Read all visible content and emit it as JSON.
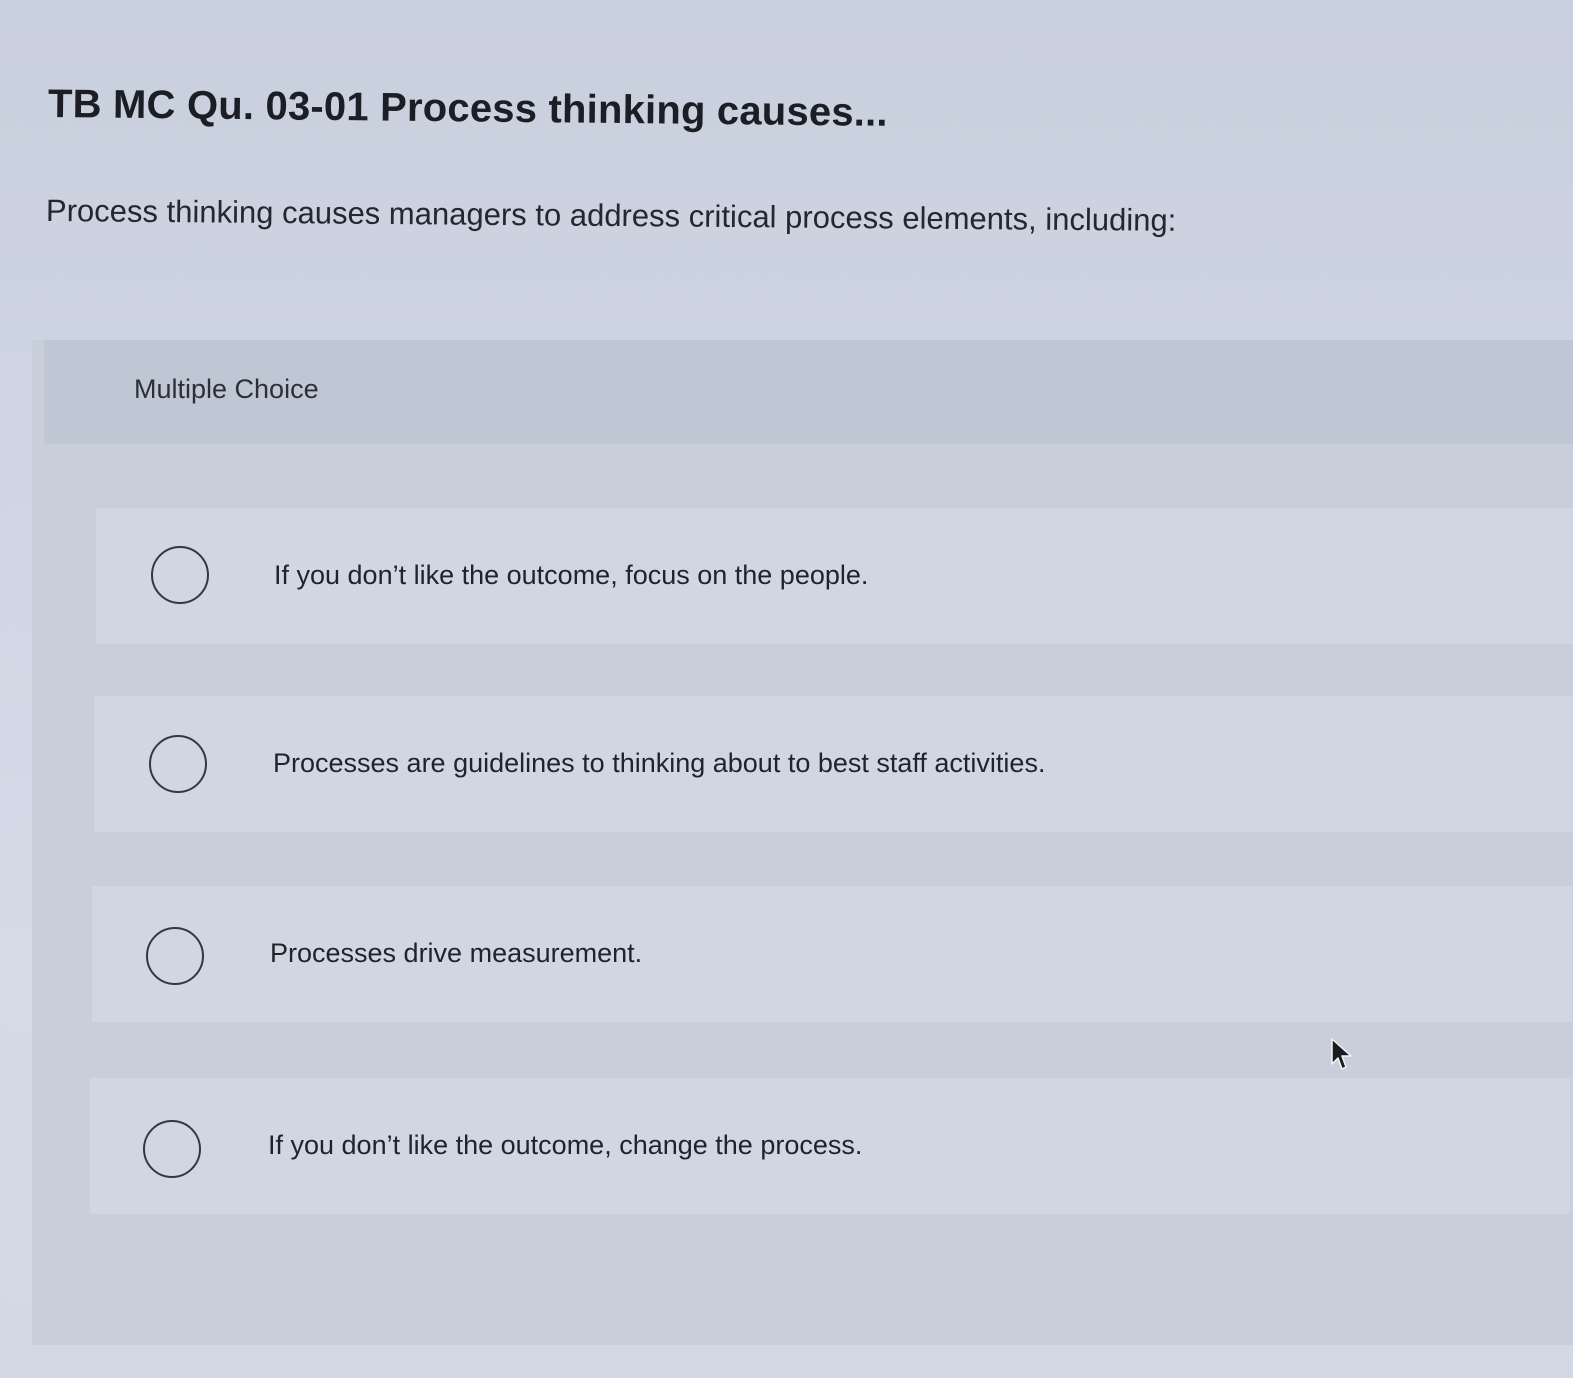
{
  "question": {
    "title": "TB MC Qu. 03-01 Process thinking causes...",
    "prompt": "Process thinking causes managers to address critical process elements, including:"
  },
  "multiple_choice": {
    "label": "Multiple Choice",
    "options": [
      {
        "label": "If you don’t like the outcome, focus on the people.",
        "selected": false
      },
      {
        "label": "Processes are guidelines to thinking about to best staff activities.",
        "selected": false
      },
      {
        "label": "Processes drive measurement.",
        "selected": false
      },
      {
        "label": "If you don’t like the outcome, change the process.",
        "selected": false
      }
    ]
  },
  "icons": {
    "radio": "radio-unselected-icon",
    "cursor": "mouse-pointer-icon"
  },
  "colors": {
    "page_background": "#cfd5e3",
    "panel_background": "#c8cfdb",
    "header_background": "#bfc7d4",
    "option_background": "#d0d7e3",
    "text": "#1f232b"
  }
}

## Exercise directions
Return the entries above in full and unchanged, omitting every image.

## Reply to the task
Read all visible content and emit it as JSON.
{
  "question": {
    "title": "TB MC Qu. 03-01 Process thinking causes...",
    "prompt": "Process thinking causes managers to address critical process elements, including:"
  },
  "multiple_choice": {
    "label": "Multiple Choice",
    "options": [
      {
        "label": "If you don’t like the outcome, focus on the people.",
        "selected": false
      },
      {
        "label": "Processes are guidelines to thinking about to best staff activities.",
        "selected": false
      },
      {
        "label": "Processes drive measurement.",
        "selected": false
      },
      {
        "label": "If you don’t like the outcome, change the process.",
        "selected": false
      }
    ]
  },
  "icons": {
    "radio": "radio-unselected-icon",
    "cursor": "mouse-pointer-icon"
  },
  "colors": {
    "page_background": "#cfd5e3",
    "panel_background": "#c8cfdb",
    "header_background": "#bfc7d4",
    "option_background": "#d0d7e3",
    "text": "#1f232b"
  }
}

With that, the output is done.